dur_iceCloseup view of ice impressions in paste of frozen fresh concrete. The ice crystal formations occur as unhardened concrete freezes.

Freezing temperatures. Concrete gains very little strength at low temperatures. Accordingly, freshly placed concrete must be protected against freezing until the degree of saturation of the concrete has been sufficiently reduced by cement hydration. The time at which this reduction is accomplished corresponds roughly to the time required for the concrete to attain a compressive strength of 500 psi. Concrete to be exposed to deicers should attain a strength of 4,000 psi prior to repeated cycles of freezing and thawing.

flyashOptimizing the Use of Fly Ash in Concrete  Cold weather and winter conditions can be challenging when concrete contains fly ash. Especially when used at higher levels, fly ash concrete typically has extended setting times and slow strength gain, leading to low early-age strengths and delays in rate of construction. In addition, concretes containing fly ash are often reported to be more susceptible to surface scaling when exposed to deicing chemicals than portland cement concrete. It is therefore important to know how to adjust the amount of fly ash to minimize the drawbacks, while maximizing the benefits.

The architect for the Bayview high-rise apartment optimized the amount of fly ash on the basis of the requirements of the concrete specification, the construction schedule and the temperature. He limited the amount of fly ash in slabs on grade placed during winter months to 20 percent. If adequate curing cannot be provided or if the concrete is exposed to freezing and thawing in the presence of deicer salts, the amount of fly ash should always be less than 25 percent. More on optimizing the use of fly ash in concrete.  


Different concretes require different degrees of durability depending on the exposure environment and the properties desired. The Specifer’s Guide to Durable Concrete, EB221, is intended to provide sufficient information to allow the practitioner to select materials and mix design parameters to achieve durable concrete in a variety of environments.
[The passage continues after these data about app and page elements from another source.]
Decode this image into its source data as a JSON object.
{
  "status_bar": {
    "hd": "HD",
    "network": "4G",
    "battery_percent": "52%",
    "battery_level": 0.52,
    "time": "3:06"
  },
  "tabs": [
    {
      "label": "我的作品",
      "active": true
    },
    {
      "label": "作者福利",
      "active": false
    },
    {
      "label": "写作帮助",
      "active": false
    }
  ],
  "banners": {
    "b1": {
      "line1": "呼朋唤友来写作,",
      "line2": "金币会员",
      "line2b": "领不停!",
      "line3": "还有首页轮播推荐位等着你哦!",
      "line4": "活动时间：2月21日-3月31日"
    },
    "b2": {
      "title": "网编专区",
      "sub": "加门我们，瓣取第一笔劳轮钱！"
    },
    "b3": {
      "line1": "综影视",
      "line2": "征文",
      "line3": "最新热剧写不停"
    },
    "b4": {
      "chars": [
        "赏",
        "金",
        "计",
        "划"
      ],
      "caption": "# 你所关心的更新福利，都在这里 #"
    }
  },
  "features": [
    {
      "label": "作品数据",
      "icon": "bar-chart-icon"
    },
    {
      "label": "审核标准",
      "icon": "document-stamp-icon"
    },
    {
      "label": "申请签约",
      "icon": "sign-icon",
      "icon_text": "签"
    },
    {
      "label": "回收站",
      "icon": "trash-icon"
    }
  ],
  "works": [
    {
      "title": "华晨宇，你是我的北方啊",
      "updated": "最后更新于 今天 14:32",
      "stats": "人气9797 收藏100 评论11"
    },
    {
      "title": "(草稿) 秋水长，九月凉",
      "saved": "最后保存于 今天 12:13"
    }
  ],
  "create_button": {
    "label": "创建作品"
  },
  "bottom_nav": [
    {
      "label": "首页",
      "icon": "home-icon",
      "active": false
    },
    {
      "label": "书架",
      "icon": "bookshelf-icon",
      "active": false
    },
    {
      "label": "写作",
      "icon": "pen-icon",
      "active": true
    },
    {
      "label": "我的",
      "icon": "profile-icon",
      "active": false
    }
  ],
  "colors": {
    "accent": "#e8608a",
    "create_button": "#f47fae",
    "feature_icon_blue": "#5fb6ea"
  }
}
Optimizing the Use of Fly Ash in Concrete discusses issues related to using low to very high levels of fly ash in concrete and provides guidance for the use of fly ash without compromising the construction process or the quality of the finished product. Case studies were selected as examples of some of the more demanding applications of fly ash concrete for ASR mitigation, chloride resistance, and green building.